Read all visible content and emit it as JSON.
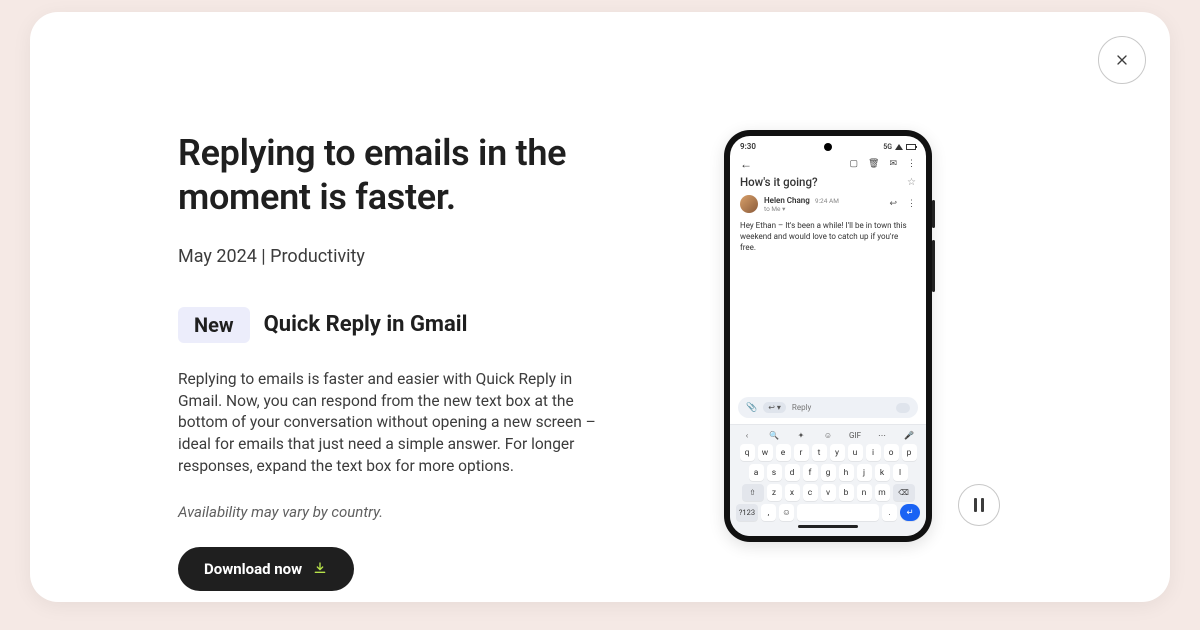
{
  "modal": {
    "headline": "Replying to emails in the moment is faster.",
    "meta": "May 2024 | Productivity",
    "badge": "New",
    "feature_name": "Quick Reply in Gmail",
    "description": "Replying to emails is faster and easier with Quick Reply in Gmail. Now, you can respond from the new text box at the bottom of your conversation without opening a new screen – ideal for emails that just need a simple answer. For longer responses, expand the text box for more options.",
    "availability_note": "Availability may vary by country.",
    "cta_label": "Download now"
  },
  "phone": {
    "status_time": "9:30",
    "status_network": "5G",
    "email": {
      "subject": "How's it going?",
      "sender_name": "Helen Chang",
      "sender_time": "9:24 AM",
      "recipient_line": "to Me ▾",
      "body": "Hey Ethan – It's been a while! I'll be in town this weekend and would love to catch up if you're free.",
      "reply_placeholder": "Reply"
    },
    "keyboard": {
      "toprow_icons": [
        "‹",
        "🔍",
        "✦",
        "☺",
        "GIF",
        "⋯",
        "🎤"
      ],
      "row1": [
        "q",
        "w",
        "e",
        "r",
        "t",
        "y",
        "u",
        "i",
        "o",
        "p"
      ],
      "row2": [
        "a",
        "s",
        "d",
        "f",
        "g",
        "h",
        "j",
        "k",
        "l"
      ],
      "row3_shift": "⇧",
      "row3": [
        "z",
        "x",
        "c",
        "v",
        "b",
        "n",
        "m"
      ],
      "row3_back": "⌫",
      "bottom_sym": "?123",
      "bottom_comma": ",",
      "bottom_emoji": "☺",
      "bottom_period": ".",
      "bottom_enter": "↵"
    }
  }
}
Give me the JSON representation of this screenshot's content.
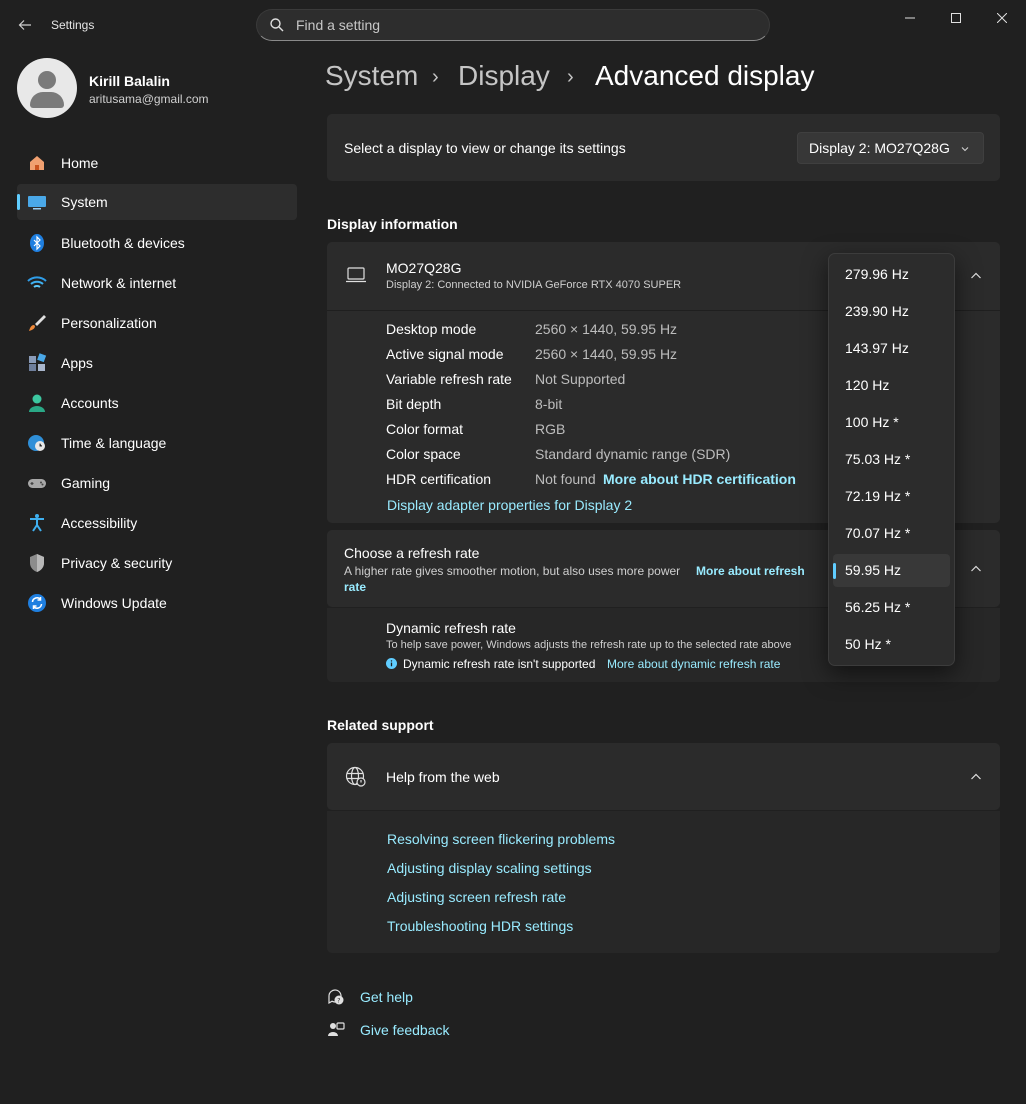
{
  "app": {
    "title": "Settings"
  },
  "search": {
    "placeholder": "Find a setting"
  },
  "user": {
    "name": "Kirill Balalin",
    "email": "aritusama@gmail.com"
  },
  "nav": {
    "items": [
      {
        "label": "Home",
        "icon": "home-icon"
      },
      {
        "label": "System",
        "icon": "system-icon",
        "active": true
      },
      {
        "label": "Bluetooth & devices",
        "icon": "bluetooth-icon"
      },
      {
        "label": "Network & internet",
        "icon": "wifi-icon"
      },
      {
        "label": "Personalization",
        "icon": "brush-icon"
      },
      {
        "label": "Apps",
        "icon": "apps-icon"
      },
      {
        "label": "Accounts",
        "icon": "account-icon"
      },
      {
        "label": "Time & language",
        "icon": "globe-clock-icon"
      },
      {
        "label": "Gaming",
        "icon": "gamepad-icon"
      },
      {
        "label": "Accessibility",
        "icon": "accessibility-icon"
      },
      {
        "label": "Privacy & security",
        "icon": "shield-icon"
      },
      {
        "label": "Windows Update",
        "icon": "update-icon"
      }
    ]
  },
  "breadcrumb": {
    "level1": "System",
    "level2": "Display",
    "current": "Advanced display"
  },
  "display_select": {
    "label": "Select a display to view or change its settings",
    "value": "Display 2: MO27Q28G"
  },
  "display_info": {
    "section_title": "Display information",
    "monitor_name": "MO27Q28G",
    "monitor_subtitle": "Display 2: Connected to NVIDIA GeForce RTX 4070 SUPER",
    "rows": [
      {
        "label": "Desktop mode",
        "value": "2560 × 1440, 59.95 Hz"
      },
      {
        "label": "Active signal mode",
        "value": "2560 × 1440, 59.95 Hz"
      },
      {
        "label": "Variable refresh rate",
        "value": "Not Supported"
      },
      {
        "label": "Bit depth",
        "value": "8-bit"
      },
      {
        "label": "Color format",
        "value": "RGB"
      },
      {
        "label": "Color space",
        "value": "Standard dynamic range (SDR)"
      },
      {
        "label": "HDR certification",
        "value": "Not found",
        "link": "More about HDR certification"
      }
    ],
    "adapter_link": "Display adapter properties for Display 2"
  },
  "refresh": {
    "title": "Choose a refresh rate",
    "desc": "A higher rate gives smoother motion, but also uses more power",
    "more_link_1": "More about refresh",
    "more_link_2": "rate",
    "dynamic_title": "Dynamic refresh rate",
    "dynamic_desc": "To help save power, Windows adjusts the refresh rate up to the selected rate above",
    "dynamic_warning": "Dynamic refresh rate isn't supported",
    "dynamic_link": "More about dynamic refresh rate",
    "options": [
      "279.96 Hz",
      "239.90 Hz",
      "143.97 Hz",
      "120 Hz",
      "100 Hz *",
      "75.03 Hz *",
      "72.19 Hz *",
      "70.07 Hz *",
      "59.95 Hz",
      "56.25 Hz *",
      "50 Hz *"
    ],
    "selected": "59.95 Hz"
  },
  "related": {
    "section_title": "Related support",
    "help_title": "Help from the web",
    "links": [
      "Resolving screen flickering problems",
      "Adjusting display scaling settings",
      "Adjusting screen refresh rate",
      "Troubleshooting HDR settings"
    ]
  },
  "footer": {
    "get_help": "Get help",
    "give_feedback": "Give feedback"
  },
  "colors": {
    "accent": "#60cdff",
    "link": "#99ebff",
    "background": "#202020",
    "card": "#2b2b2b"
  }
}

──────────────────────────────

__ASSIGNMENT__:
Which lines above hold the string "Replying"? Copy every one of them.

__TASK SOLUTION__:
    "headline": "Replying to emails in the moment is faster.",
    "description": "Replying to emails is faster and easier with Quick Reply in Gmail. Now, you can respond from the new text box at the bottom of your conversation without opening a new screen – ideal for emails that just need a simple answer. For longer responses, expand the text box for more options.",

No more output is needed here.